> Task to complete: Print each record that follows exactly, leaving the pictures behind.

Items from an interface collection
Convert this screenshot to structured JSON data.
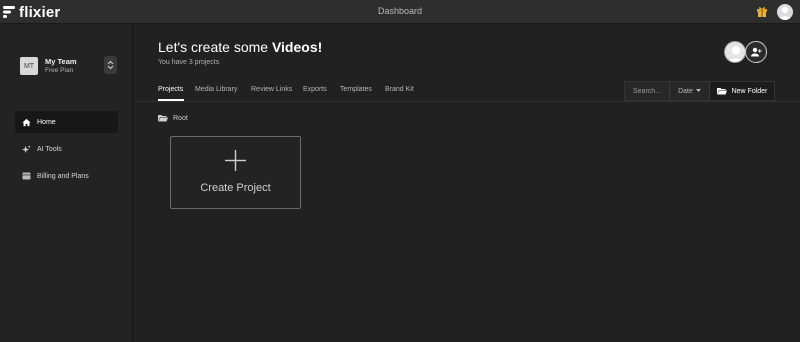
{
  "brand": {
    "name": "flixier"
  },
  "topbar": {
    "title": "Dashboard",
    "icons": [
      "gift-icon",
      "user-avatar"
    ]
  },
  "sidebar": {
    "team": {
      "initials": "MT",
      "name": "My Team",
      "plan": "Free Plan"
    },
    "items": [
      {
        "label": "Home",
        "icon": "home-icon",
        "active": true
      },
      {
        "label": "AI Tools",
        "icon": "sparkle-icon",
        "active": false
      },
      {
        "label": "Billing and Plans",
        "icon": "card-icon",
        "active": false
      }
    ]
  },
  "header": {
    "title_prefix": "Let's create some ",
    "title_emphasis": "Videos!",
    "subtitle": "You have 3 projects"
  },
  "tabs": [
    {
      "label": "Projects",
      "active": true
    },
    {
      "label": "Media Library",
      "active": false
    },
    {
      "label": "Review Links",
      "active": false
    },
    {
      "label": "Exports",
      "active": false
    },
    {
      "label": "Templates",
      "active": false
    },
    {
      "label": "Brand Kit",
      "active": false
    }
  ],
  "toolbar": {
    "search_placeholder": "Search...",
    "sort_label": "Date",
    "new_folder_label": "New Folder"
  },
  "breadcrumb": {
    "label": "Root"
  },
  "create_card": {
    "label": "Create Project"
  },
  "colors": {
    "background": "#212121",
    "sidebar": "#232323",
    "topbar": "#2e2e2e",
    "accent": "#ffffff"
  }
}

> Reply to the task:
Convert this screenshot to structured JSON data.
{
  "brand": {
    "name": "flixier"
  },
  "topbar": {
    "title": "Dashboard",
    "icons": [
      "gift-icon",
      "user-avatar"
    ]
  },
  "sidebar": {
    "team": {
      "initials": "MT",
      "name": "My Team",
      "plan": "Free Plan"
    },
    "items": [
      {
        "label": "Home",
        "icon": "home-icon",
        "active": true
      },
      {
        "label": "AI Tools",
        "icon": "sparkle-icon",
        "active": false
      },
      {
        "label": "Billing and Plans",
        "icon": "card-icon",
        "active": false
      }
    ]
  },
  "header": {
    "title_prefix": "Let's create some ",
    "title_emphasis": "Videos!",
    "subtitle": "You have 3 projects"
  },
  "tabs": [
    {
      "label": "Projects",
      "active": true
    },
    {
      "label": "Media Library",
      "active": false
    },
    {
      "label": "Review Links",
      "active": false
    },
    {
      "label": "Exports",
      "active": false
    },
    {
      "label": "Templates",
      "active": false
    },
    {
      "label": "Brand Kit",
      "active": false
    }
  ],
  "toolbar": {
    "search_placeholder": "Search...",
    "sort_label": "Date",
    "new_folder_label": "New Folder"
  },
  "breadcrumb": {
    "label": "Root"
  },
  "create_card": {
    "label": "Create Project"
  },
  "colors": {
    "background": "#212121",
    "sidebar": "#232323",
    "topbar": "#2e2e2e",
    "accent": "#ffffff"
  }
}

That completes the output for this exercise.